What is the Supply Chain
A supply chain is a network between a company and its suppliers to produce and distribute a specific product, and the supply chain represents the steps it takes to get the product or service to the customer.
Supply chain management is a crucial process because an optimized supply chain results in lower costs and a faster production cycle.
BREAKING DOWN Supply Chain
Business logistics management refers to the production and distribution process within the company, while supply chain management includes suppliers, manufacturers, and retailers that distribute the product to the end customer. Supply chains include every business that comes in contact with a particular product, including companies that assemble and deliver parts to the manufacturer.
How the Flow of Manufacturing Costs Works
The flow of manufacturing costs refers to the process of using materials and labor to complete a finished good that can be sold to a customer. A supply chain management system can reduce the cost and complexity of the manufacturing process, particularly for a manufacturer that uses many parts. A clothing manufacturer, for example, will move raw materials into production first, such as fabric, zippers and other pieces that are used to make clothing. The manufacturer then incurs labor costs to run machinery and perform other work using the materials. Once the items are completed, they must be packaging and stored until they are sold to a customer.
Examples of Reliable Suppliers
An efficient supply chain management process requires suppliers that are reliable. This means that they produce a quality product that meets the manufacturer’s needs, and the product is delivered on time. Assume, for example, that XYZ Furniture manufactures high-end furniture, and that a supplier provides metal handles and other attachments. The metal components need to be durable so that they can be used on the furniture for years, and the metal parts shipped to XYZ should work as intended. The supplier must be able to fill the manufacturer’s orders and ship metal parts to meet XYZ’s production needs. These steps are necessary to produce a quality product that is shipped to a customer in a timely manner.
Supply Chain and Deflation
The evolution and increased efficiencies of supply chains have played a significant role in curbing inflation. As efficiencies in moving products from A to B increase, the costs in doing do decrease, which in turn lowers the final cost to the consumer.

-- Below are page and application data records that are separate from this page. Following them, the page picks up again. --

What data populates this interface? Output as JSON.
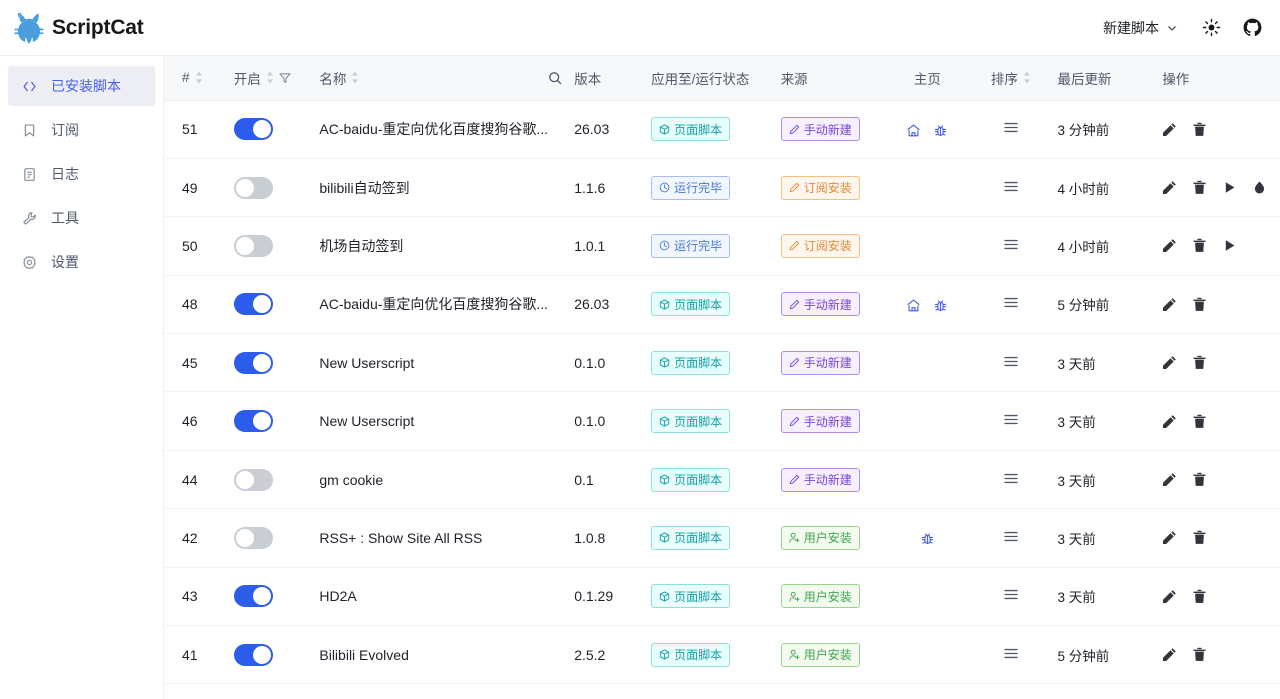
{
  "header": {
    "brand": "ScriptCat",
    "logo_icon": "cat-logo-icon",
    "new_script_label": "新建脚本",
    "chevron_icon": "chevron-down-icon",
    "theme_icon": "sun-theme-icon",
    "github_icon": "github-icon",
    "brand_color": "#4a9ede"
  },
  "sidebar": {
    "items": [
      {
        "label": "已安装脚本",
        "icon": "code-icon",
        "active": true
      },
      {
        "label": "订阅",
        "icon": "bookmark-icon",
        "active": false
      },
      {
        "label": "日志",
        "icon": "log-file-icon",
        "active": false
      },
      {
        "label": "工具",
        "icon": "wrench-icon",
        "active": false
      },
      {
        "label": "设置",
        "icon": "gear-icon",
        "active": false
      }
    ],
    "active_color": "#4c61e8",
    "active_bg": "#eceef4"
  },
  "table": {
    "columns": [
      {
        "key": "index",
        "label": "#",
        "sortable": true,
        "filter": false
      },
      {
        "key": "enable",
        "label": "开启",
        "sortable": true,
        "filter": true
      },
      {
        "key": "name",
        "label": "名称",
        "sortable": true,
        "search": true
      },
      {
        "key": "version",
        "label": "版本",
        "sortable": false,
        "filter": false
      },
      {
        "key": "runstatus",
        "label": "应用至/运行状态",
        "sortable": false,
        "filter": false
      },
      {
        "key": "source",
        "label": "来源",
        "sortable": false,
        "filter": false
      },
      {
        "key": "home",
        "label": "主页",
        "sortable": false,
        "filter": false
      },
      {
        "key": "sort",
        "label": "排序",
        "sortable": true,
        "filter": false
      },
      {
        "key": "updated",
        "label": "最后更新",
        "sortable": false,
        "filter": false
      },
      {
        "key": "actions",
        "label": "操作",
        "sortable": false,
        "filter": false
      }
    ],
    "search_icon": "search-icon",
    "filter_icon": "filter-icon",
    "sorter_icon": "sort-arrows-icon",
    "drag_icon": "drag-handle-icon",
    "rows": [
      {
        "index": "51",
        "enabled": true,
        "name": "AC-baidu-重定向优化百度搜狗谷歌...",
        "version": "26.03",
        "run_status": {
          "label": "页面脚本",
          "style": "cyan",
          "icon": "box-icon"
        },
        "source": {
          "label": "手动新建",
          "style": "purple",
          "icon": "pencil-icon"
        },
        "home_icons": [
          "home-icon",
          "bug-icon"
        ],
        "updated": "3 分钟前",
        "actions": [
          "edit-icon",
          "delete-icon"
        ]
      },
      {
        "index": "49",
        "enabled": false,
        "name": "bilibili自动签到",
        "version": "1.1.6",
        "run_status": {
          "label": "运行完毕",
          "style": "blue",
          "icon": "clock-icon"
        },
        "source": {
          "label": "订阅安装",
          "style": "orange",
          "icon": "pencil-icon"
        },
        "home_icons": [],
        "updated": "4 小时前",
        "actions": [
          "edit-icon",
          "delete-icon",
          "run-icon",
          "cloud-icon"
        ]
      },
      {
        "index": "50",
        "enabled": false,
        "name": "机场自动签到",
        "version": "1.0.1",
        "run_status": {
          "label": "运行完毕",
          "style": "blue",
          "icon": "clock-icon"
        },
        "source": {
          "label": "订阅安装",
          "style": "orange",
          "icon": "pencil-icon"
        },
        "home_icons": [],
        "updated": "4 小时前",
        "actions": [
          "edit-icon",
          "delete-icon",
          "run-icon"
        ]
      },
      {
        "index": "48",
        "enabled": true,
        "name": "AC-baidu-重定向优化百度搜狗谷歌...",
        "version": "26.03",
        "run_status": {
          "label": "页面脚本",
          "style": "cyan",
          "icon": "box-icon"
        },
        "source": {
          "label": "手动新建",
          "style": "purple",
          "icon": "pencil-icon"
        },
        "home_icons": [
          "home-icon",
          "bug-icon"
        ],
        "updated": "5 分钟前",
        "actions": [
          "edit-icon",
          "delete-icon"
        ]
      },
      {
        "index": "45",
        "enabled": true,
        "name": "New Userscript",
        "version": "0.1.0",
        "run_status": {
          "label": "页面脚本",
          "style": "cyan",
          "icon": "box-icon"
        },
        "source": {
          "label": "手动新建",
          "style": "purple",
          "icon": "pencil-icon"
        },
        "home_icons": [],
        "updated": "3 天前",
        "actions": [
          "edit-icon",
          "delete-icon"
        ]
      },
      {
        "index": "46",
        "enabled": true,
        "name": "New Userscript",
        "version": "0.1.0",
        "run_status": {
          "label": "页面脚本",
          "style": "cyan",
          "icon": "box-icon"
        },
        "source": {
          "label": "手动新建",
          "style": "purple",
          "icon": "pencil-icon"
        },
        "home_icons": [],
        "updated": "3 天前",
        "actions": [
          "edit-icon",
          "delete-icon"
        ]
      },
      {
        "index": "44",
        "enabled": false,
        "name": "gm cookie",
        "version": "0.1",
        "run_status": {
          "label": "页面脚本",
          "style": "cyan",
          "icon": "box-icon"
        },
        "source": {
          "label": "手动新建",
          "style": "purple",
          "icon": "pencil-icon"
        },
        "home_icons": [],
        "updated": "3 天前",
        "actions": [
          "edit-icon",
          "delete-icon"
        ]
      },
      {
        "index": "42",
        "enabled": false,
        "name": "RSS+ : Show Site All RSS",
        "version": "1.0.8",
        "run_status": {
          "label": "页面脚本",
          "style": "cyan",
          "icon": "box-icon"
        },
        "source": {
          "label": "用户安装",
          "style": "green",
          "icon": "user-add-icon"
        },
        "home_icons": [
          "bug-icon"
        ],
        "updated": "3 天前",
        "actions": [
          "edit-icon",
          "delete-icon"
        ]
      },
      {
        "index": "43",
        "enabled": true,
        "name": "HD2A",
        "version": "0.1.29",
        "run_status": {
          "label": "页面脚本",
          "style": "cyan",
          "icon": "box-icon"
        },
        "source": {
          "label": "用户安装",
          "style": "green",
          "icon": "user-add-icon"
        },
        "home_icons": [],
        "updated": "3 天前",
        "actions": [
          "edit-icon",
          "delete-icon"
        ]
      },
      {
        "index": "41",
        "enabled": true,
        "name": "Bilibili Evolved",
        "version": "2.5.2",
        "run_status": {
          "label": "页面脚本",
          "style": "cyan",
          "icon": "box-icon"
        },
        "source": {
          "label": "用户安装",
          "style": "green",
          "icon": "user-add-icon"
        },
        "home_icons": [],
        "updated": "5 分钟前",
        "actions": [
          "edit-icon",
          "delete-icon"
        ]
      }
    ]
  },
  "colors": {
    "toggle_on": "#2b5ceb",
    "toggle_off": "#c9cdd4",
    "header_bg": "#f7f8fa",
    "accent": "#4c61e8"
  }
}
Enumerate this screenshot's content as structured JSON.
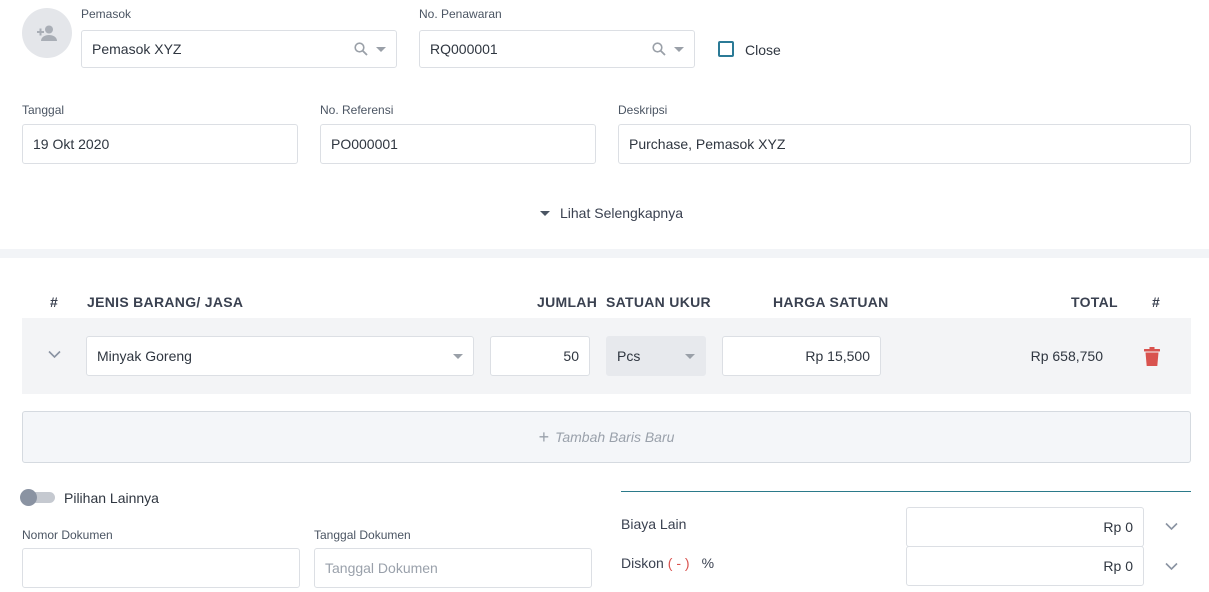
{
  "supplier": {
    "label": "Pemasok",
    "value": "Pemasok XYZ"
  },
  "quotation": {
    "label": "No. Penawaran",
    "value": "RQ000001"
  },
  "close": {
    "label": "Close",
    "checked": false
  },
  "date": {
    "label": "Tanggal",
    "value": "19 Okt 2020"
  },
  "reference": {
    "label": "No. Referensi",
    "value": "PO000001"
  },
  "description": {
    "label": "Deskripsi",
    "value": "Purchase, Pemasok XYZ"
  },
  "see_more": {
    "label": "Lihat Selengkapnya"
  },
  "table": {
    "headers": {
      "num": "#",
      "item": "JENIS BARANG/ JASA",
      "qty": "JUMLAH",
      "unit": "SATUAN UKUR",
      "price": "HARGA SATUAN",
      "total": "TOTAL",
      "action": "#"
    },
    "rows": [
      {
        "item": "Minyak Goreng",
        "qty": "50",
        "unit": "Pcs",
        "price": "Rp 15,500",
        "total": "Rp 658,750"
      }
    ],
    "add_row_label": "Tambah Baris Baru"
  },
  "other_options": {
    "label": "Pilihan Lainnya",
    "on": false
  },
  "doc_number": {
    "label": "Nomor Dokumen",
    "value": ""
  },
  "doc_date": {
    "label": "Tanggal Dokumen",
    "placeholder": "Tanggal Dokumen"
  },
  "other_cost": {
    "label": "Biaya Lain",
    "value": "Rp 0"
  },
  "discount": {
    "label": "Diskon",
    "minus": "( - )",
    "percent": "%",
    "value": "Rp 0"
  },
  "colors": {
    "accent": "#2b7a96",
    "danger": "#d9534f",
    "divider": "#2b7a8a"
  }
}
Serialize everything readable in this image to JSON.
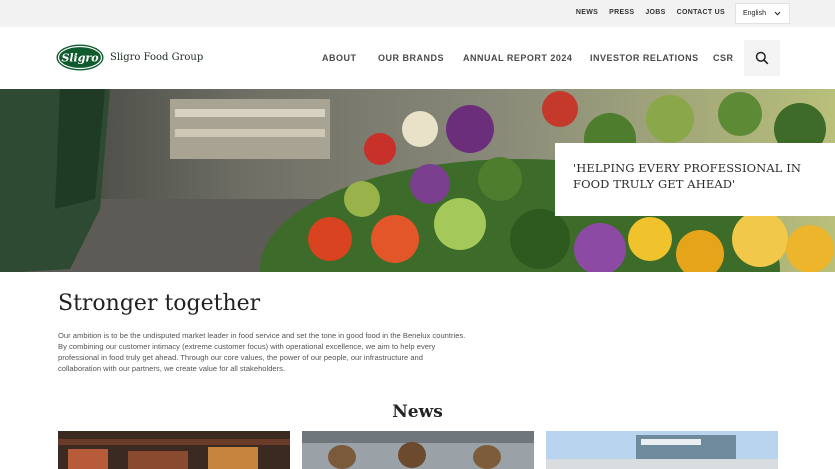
{
  "utility_nav": {
    "links": [
      "NEWS",
      "PRESS",
      "JOBS",
      "CONTACT US"
    ],
    "language": "English"
  },
  "brand": {
    "badge": "Sligro",
    "name": "Sligro Food Group"
  },
  "main_nav": {
    "items": [
      "ABOUT",
      "OUR BRANDS",
      "ANNUAL REPORT 2024",
      "INVESTOR RELATIONS",
      "CSR"
    ]
  },
  "hero": {
    "quote": "'HELPING EVERY PROFESSIONAL IN FOOD TRULY GET AHEAD'"
  },
  "intro": {
    "heading": "Stronger together",
    "body": "Our ambition is to be the undisputed market leader in food service and set the tone in good food in the Benelux countries. By combining our customer intimacy (extreme customer focus) with operational excellence, we aim to help every professional in food truly get ahead. Through our core values, the power of our people, our infrastructure and collaboration with our partners, we create value for all stakeholders."
  },
  "news": {
    "title": "News"
  },
  "colors": {
    "topbar_bg": "#f2f2f2",
    "brand_green": "#0f5b2e",
    "text_dark": "#222222"
  },
  "icons": {
    "search": "search-icon",
    "language_chevron": "chevron-down-icon"
  }
}
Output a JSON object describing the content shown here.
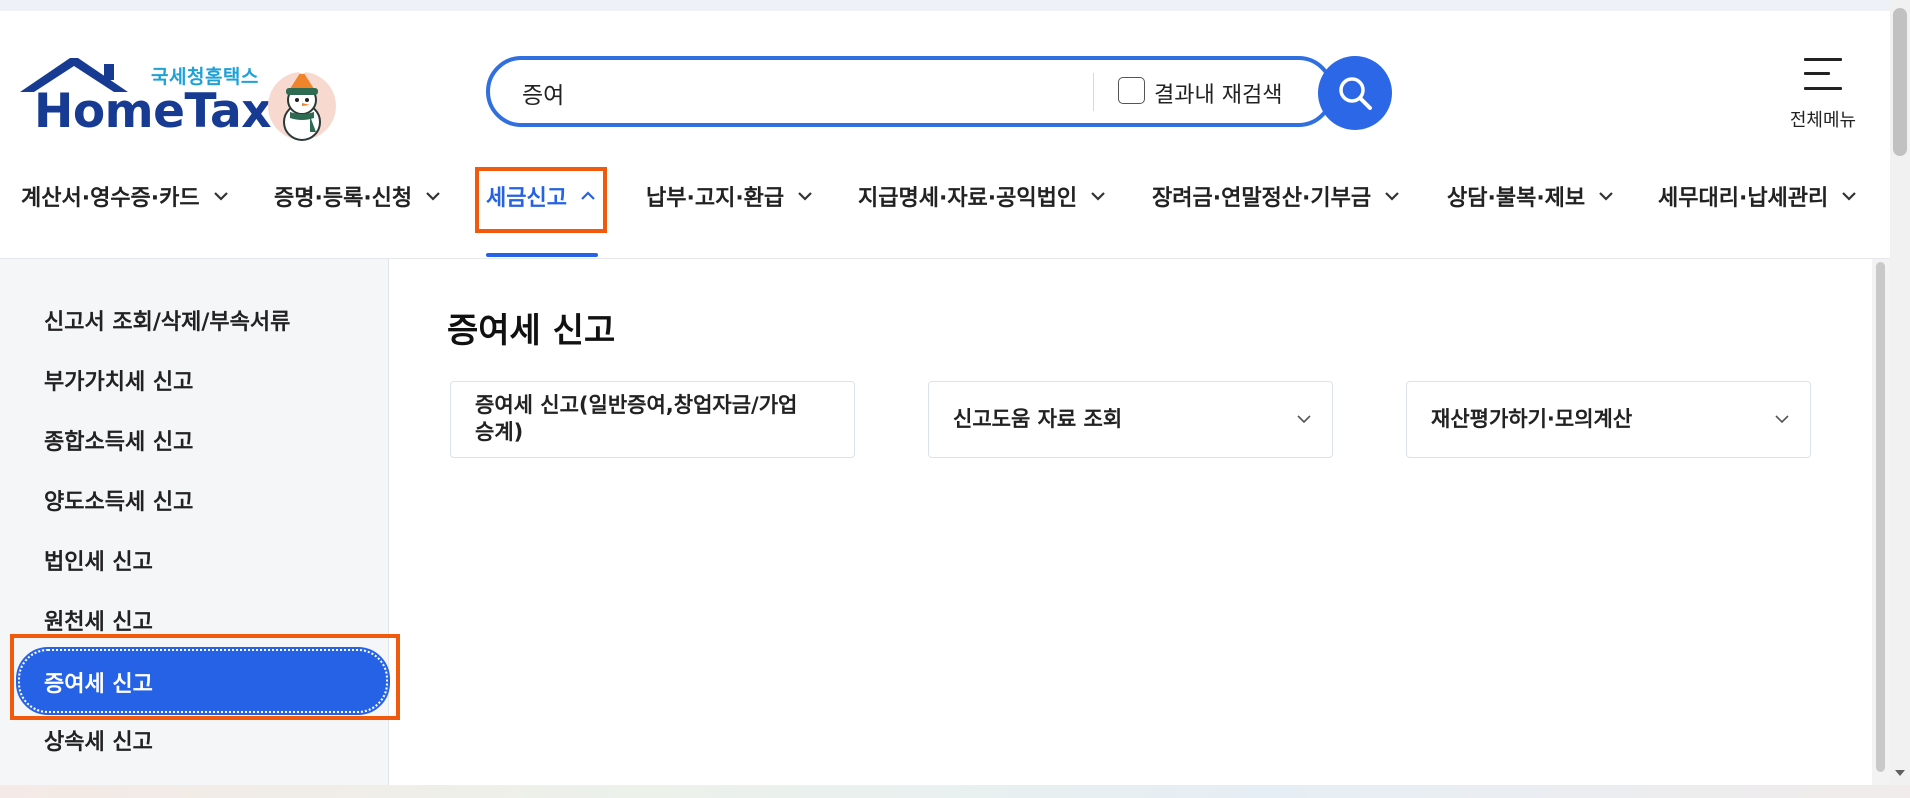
{
  "logo": {
    "subtitle": "국세청홈택스",
    "title": "HomeTax",
    "house_icon": "house-roof-icon",
    "mascot_icon": "snowman-mascot-icon"
  },
  "search": {
    "value": "증여",
    "research_label": "결과내 재검색",
    "research_checked": false,
    "button_icon": "search-icon"
  },
  "all_menu": {
    "label": "전체메뉴",
    "icon": "hamburger-icon"
  },
  "gnb": {
    "items": [
      {
        "label": "계산서·영수증·카드",
        "active": false
      },
      {
        "label": "증명·등록·신청",
        "active": false
      },
      {
        "label": "세금신고",
        "active": true
      },
      {
        "label": "납부·고지·환급",
        "active": false
      },
      {
        "label": "지급명세·자료·공익법인",
        "active": false
      },
      {
        "label": "장려금·연말정산·기부금",
        "active": false
      },
      {
        "label": "상담·불복·제보",
        "active": false
      },
      {
        "label": "세무대리·납세관리",
        "active": false
      }
    ]
  },
  "sidebar": {
    "items": [
      {
        "label": "신고서 조회/삭제/부속서류",
        "active": false
      },
      {
        "label": "부가가치세 신고",
        "active": false
      },
      {
        "label": "종합소득세 신고",
        "active": false
      },
      {
        "label": "양도소득세 신고",
        "active": false
      },
      {
        "label": "법인세 신고",
        "active": false
      },
      {
        "label": "원천세 신고",
        "active": false
      },
      {
        "label": "증여세 신고",
        "active": true
      },
      {
        "label": "상속세 신고",
        "active": false
      }
    ]
  },
  "main": {
    "title": "증여세 신고",
    "cards": [
      {
        "line1": "증여세 신고(일반증여,창업자금/가업",
        "line2": "승계)",
        "has_chevron": false
      },
      {
        "line1": "신고도움 자료 조회",
        "line2": "",
        "has_chevron": true
      },
      {
        "line1": "재산평가하기·모의계산",
        "line2": "",
        "has_chevron": true
      }
    ]
  },
  "colors": {
    "primary": "#2662e5",
    "highlight": "#f15a0c",
    "navy": "#173a93",
    "sky": "#1fa1d8"
  }
}
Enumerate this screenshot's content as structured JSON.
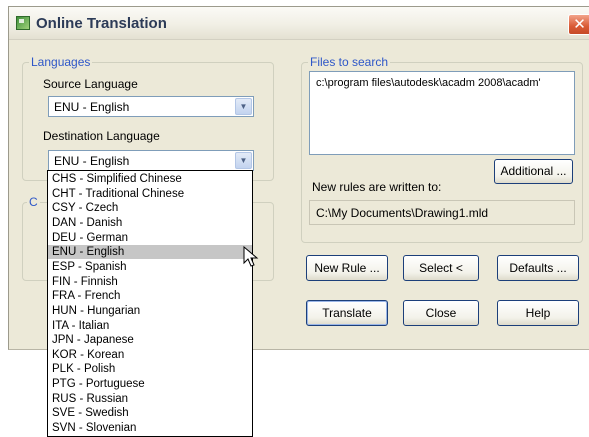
{
  "window": {
    "title": "Online Translation",
    "close_glyph": "✕"
  },
  "languages": {
    "group_label": "Languages",
    "source_label": "Source Language",
    "source_value": "ENU - English",
    "destination_label": "Destination Language",
    "destination_value": "ENU - English",
    "hidden_group_initial": "C"
  },
  "dropdown": {
    "options": [
      {
        "label": "CHS - Simplified Chinese",
        "selected": false
      },
      {
        "label": "CHT - Traditional Chinese",
        "selected": false
      },
      {
        "label": "CSY - Czech",
        "selected": false
      },
      {
        "label": "DAN - Danish",
        "selected": false
      },
      {
        "label": "DEU - German",
        "selected": false
      },
      {
        "label": "ENU - English",
        "selected": true
      },
      {
        "label": "ESP - Spanish",
        "selected": false
      },
      {
        "label": "FIN - Finnish",
        "selected": false
      },
      {
        "label": "FRA - French",
        "selected": false
      },
      {
        "label": "HUN - Hungarian",
        "selected": false
      },
      {
        "label": "ITA - Italian",
        "selected": false
      },
      {
        "label": "JPN - Japanese",
        "selected": false
      },
      {
        "label": "KOR - Korean",
        "selected": false
      },
      {
        "label": "PLK - Polish",
        "selected": false
      },
      {
        "label": "PTG - Portuguese",
        "selected": false
      },
      {
        "label": "RUS - Russian",
        "selected": false
      },
      {
        "label": "SVE - Swedish",
        "selected": false
      },
      {
        "label": "SVN - Slovenian",
        "selected": false
      }
    ]
  },
  "files": {
    "group_label": "Files to search",
    "list_items": [
      "c:\\program files\\autodesk\\acadm 2008\\acadm'"
    ],
    "additional_button": "Additional ...",
    "rules_label": "New rules are written to:",
    "rules_path": "C:\\My Documents\\Drawing1.mld"
  },
  "buttons": {
    "new_rule": "New Rule ...",
    "select": "Select <",
    "defaults": "Defaults ...",
    "translate": "Translate",
    "close": "Close",
    "help": "Help"
  },
  "icons": {
    "app": "translation-app-icon",
    "combo_arrow": "chevron-down-icon",
    "cursor": "mouse-pointer-icon"
  }
}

While deflation is often regarded as a negative, supply chain efficiencies are one of the few examples where deflation is a good thing.
As globalization continues, supply chain efficiencies are becoming more and more optimized, which will keep pressure on input prices.